J.T. Miller’s crushing hit on towering Bruins defenseman Zdeno Chara didn’t even make the score sheet of the Rangers’ 5-2 win at the Garden on Wednesday night due to an offside whistle. But the 6-1, 205-pound Miller sent a message by burying the crouching 6-9, 250-pound Chara — and by standing up to an angry Chara after.
“I don’t know. I kind of blacked out there,” Miller said with a smirk, after the Blueshirts rode two power play goals and Henrik Lundqvist’s 39 saves to a second straight home victory. “I just tried to make sure I hit him and didn’t back down from the big man. He was falling down. That’s the only way he went down.”
It may have taken all Miller had to stand his ground as Chara rose from the ice to retaliate, but that’s the point: Miller didn’t budge. “He probably doesn’t get knocked over often, I guess, so he probably got a little pissed off,” Miller said. “But they’re down in the game so he’s probably trying to get something going, as well — not with me, hopefully.”
Derick Brassard (c.) celebrates with Rangers teammates Kevin Klein and Rick Nash in a 5-2 win over Boston at the Garden on Wednesday night.
The Rangers (42-24-8, 92 points) earned a lighter mood with a heavy and assertive start that gave way to elite skill and goaltending for closure. Fourth-liner Tanner Glass, unfairly ridiculed his entire Ranger career by the uninformed Twitter-sphere, received one of his biggest ovations ever from the Garden crowd 6:35 into the first period. Glass smoked Bruins forward Matt Beleskey, who broke Derek Stepan’s ribs with a dirty hit in Boston on Nov. 27. Then Glass ended a quick fight with a hard right to Beleskey’s face. “Tanner was a force tonight,” Miller said. “He was making every defender think twice. He was a big part of the forecheck.”
Rangers’ Tanner Glass levels Bruins’ Matt Beleskey in the first period.
Power play captain Keith Yandle blazed to primary assists on both first-period power play goals by Mats Zuccarello (goal, assist) and Derek Stepan (goal, two assists). Yandle said the man advantage, which has eight goals in the last 10 games, has stopped being “too cute” and started thinking “shoot first.” Stepan’s goal was made possible by a bad holding call on Boston’s David Krejci, but that’s the NHL’s inconsistent officiating.
Boston’s Lee Stempniak (goal) had a first-period goal disallowed — after Rangers video coach Jerry Dineen alerted Alain Vigneault to challenge for offside — and a third-period try nullified by one of Lundqvist’s 17 third-period saves.
Derick Brassard extended the lead to 3-0 at 5:26 of the second period off the rush with a laser beam past Jonas Gustavsson (13 saves), who replaced ill starter Tuukka Rask (six saves) after the first.

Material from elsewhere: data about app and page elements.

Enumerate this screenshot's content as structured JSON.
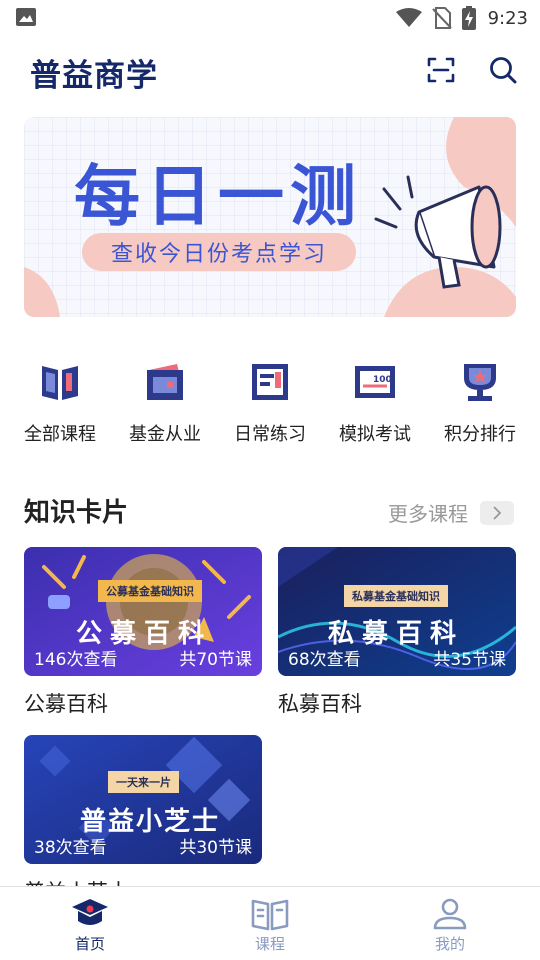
{
  "status_bar": {
    "time": "9:23",
    "icons": [
      "image-icon",
      "wifi-icon",
      "no-sim-icon",
      "battery-charging-icon"
    ]
  },
  "header": {
    "title": "普益商学",
    "icons": [
      "scan-icon",
      "search-icon"
    ]
  },
  "banner": {
    "title": "每日一测",
    "subtitle": "查收今日份考点学习",
    "colors": {
      "accent": "#3a56d4",
      "pink": "#f7c9c3"
    }
  },
  "menu": {
    "items": [
      {
        "label": "全部课程",
        "icon": "book-icon"
      },
      {
        "label": "基金从业",
        "icon": "wallet-icon"
      },
      {
        "label": "日常练习",
        "icon": "practice-icon"
      },
      {
        "label": "模拟考试",
        "icon": "exam-icon"
      },
      {
        "label": "积分排行",
        "icon": "trophy-icon"
      }
    ]
  },
  "section": {
    "title": "知识卡片",
    "more_label": "更多课程"
  },
  "cards": [
    {
      "tag": "公募基金基础知识",
      "big_text": "公募百科",
      "views": "146次查看",
      "lessons": "共70节课",
      "title": "公募百科"
    },
    {
      "tag": "私募基金基础知识",
      "big_text": "私募百科",
      "views": "68次查看",
      "lessons": "共35节课",
      "title": "私募百科"
    },
    {
      "tag": "一天来一片",
      "big_text": "普益小芝士",
      "views": "38次查看",
      "lessons": "共30节课",
      "title": "普益小芝士"
    }
  ],
  "bottom_nav": {
    "items": [
      {
        "label": "首页",
        "icon": "home-icon",
        "active": true
      },
      {
        "label": "课程",
        "icon": "course-book-icon",
        "active": false
      },
      {
        "label": "我的",
        "icon": "profile-icon",
        "active": false
      }
    ],
    "active_color": "#14286a",
    "inactive_color": "#8a9bc0"
  }
}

Miller’s insurance goal for 6:32 into the third for a 4-1 lead made Bruins forward Frank Vatrano’s goal at 12:06 more palatable. Rick Nash added an empty-netter after Lundqvist stood on his head. “I like the way we are focusing in on the details right now,” Lundqvist said. “It’s helping us.”